Given records
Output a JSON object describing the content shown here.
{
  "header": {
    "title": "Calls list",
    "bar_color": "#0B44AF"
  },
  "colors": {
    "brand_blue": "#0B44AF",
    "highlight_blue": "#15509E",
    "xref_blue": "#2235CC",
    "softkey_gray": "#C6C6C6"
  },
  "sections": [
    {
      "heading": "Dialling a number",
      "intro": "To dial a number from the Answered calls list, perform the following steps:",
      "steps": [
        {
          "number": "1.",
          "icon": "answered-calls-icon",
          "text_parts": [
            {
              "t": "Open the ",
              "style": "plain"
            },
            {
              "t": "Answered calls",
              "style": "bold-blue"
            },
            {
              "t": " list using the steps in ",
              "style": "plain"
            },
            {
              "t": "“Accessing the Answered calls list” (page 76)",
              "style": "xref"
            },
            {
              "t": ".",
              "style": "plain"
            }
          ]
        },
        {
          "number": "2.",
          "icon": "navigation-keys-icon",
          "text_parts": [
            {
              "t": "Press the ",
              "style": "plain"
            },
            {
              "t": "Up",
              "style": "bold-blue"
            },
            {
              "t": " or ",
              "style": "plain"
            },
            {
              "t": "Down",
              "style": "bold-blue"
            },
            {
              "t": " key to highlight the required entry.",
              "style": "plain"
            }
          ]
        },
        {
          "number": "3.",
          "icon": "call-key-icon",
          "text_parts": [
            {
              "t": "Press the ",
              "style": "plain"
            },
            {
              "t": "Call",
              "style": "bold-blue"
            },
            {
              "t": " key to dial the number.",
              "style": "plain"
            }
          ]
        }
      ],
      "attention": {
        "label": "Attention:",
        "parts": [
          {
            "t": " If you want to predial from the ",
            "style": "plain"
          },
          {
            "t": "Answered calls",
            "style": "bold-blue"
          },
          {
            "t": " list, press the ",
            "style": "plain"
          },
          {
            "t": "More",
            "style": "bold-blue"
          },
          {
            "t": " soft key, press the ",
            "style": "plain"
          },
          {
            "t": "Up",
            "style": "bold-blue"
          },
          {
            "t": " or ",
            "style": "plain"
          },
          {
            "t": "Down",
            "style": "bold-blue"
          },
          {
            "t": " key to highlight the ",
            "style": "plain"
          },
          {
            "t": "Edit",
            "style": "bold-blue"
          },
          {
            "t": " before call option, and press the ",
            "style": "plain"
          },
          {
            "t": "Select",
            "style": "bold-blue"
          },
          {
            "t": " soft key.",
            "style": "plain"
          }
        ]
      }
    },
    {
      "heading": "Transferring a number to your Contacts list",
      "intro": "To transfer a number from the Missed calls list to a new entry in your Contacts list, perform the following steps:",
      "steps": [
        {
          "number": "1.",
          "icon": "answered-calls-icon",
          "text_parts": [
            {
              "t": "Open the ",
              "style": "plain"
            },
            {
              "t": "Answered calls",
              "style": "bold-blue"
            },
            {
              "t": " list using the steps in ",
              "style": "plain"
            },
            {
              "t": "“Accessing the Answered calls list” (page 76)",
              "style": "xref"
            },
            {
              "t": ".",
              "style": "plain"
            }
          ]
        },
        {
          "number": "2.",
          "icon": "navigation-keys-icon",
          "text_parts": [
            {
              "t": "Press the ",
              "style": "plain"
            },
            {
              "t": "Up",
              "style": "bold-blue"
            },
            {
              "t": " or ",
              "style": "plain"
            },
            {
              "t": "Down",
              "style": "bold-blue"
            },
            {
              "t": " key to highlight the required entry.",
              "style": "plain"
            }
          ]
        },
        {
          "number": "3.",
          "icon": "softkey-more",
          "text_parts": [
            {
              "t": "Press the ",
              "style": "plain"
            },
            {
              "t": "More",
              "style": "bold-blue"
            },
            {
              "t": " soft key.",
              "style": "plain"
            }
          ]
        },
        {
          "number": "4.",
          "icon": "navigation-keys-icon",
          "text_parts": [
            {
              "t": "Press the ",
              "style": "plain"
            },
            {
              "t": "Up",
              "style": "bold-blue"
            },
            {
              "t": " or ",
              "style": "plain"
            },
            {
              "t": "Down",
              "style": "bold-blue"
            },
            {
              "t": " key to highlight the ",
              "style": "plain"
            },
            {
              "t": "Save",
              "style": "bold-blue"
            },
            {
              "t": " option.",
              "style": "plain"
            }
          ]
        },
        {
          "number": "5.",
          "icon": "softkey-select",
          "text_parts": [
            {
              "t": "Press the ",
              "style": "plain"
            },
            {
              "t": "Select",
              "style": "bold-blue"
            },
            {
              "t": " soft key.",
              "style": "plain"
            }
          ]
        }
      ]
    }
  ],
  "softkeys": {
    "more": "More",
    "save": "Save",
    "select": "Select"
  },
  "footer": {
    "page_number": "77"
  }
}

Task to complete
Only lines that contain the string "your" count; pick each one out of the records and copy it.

Result below
      "heading": "Transferring a number to your Contacts list",
      "intro": "To transfer a number from the Missed calls list to a new entry in your Contacts list, perform the following steps:",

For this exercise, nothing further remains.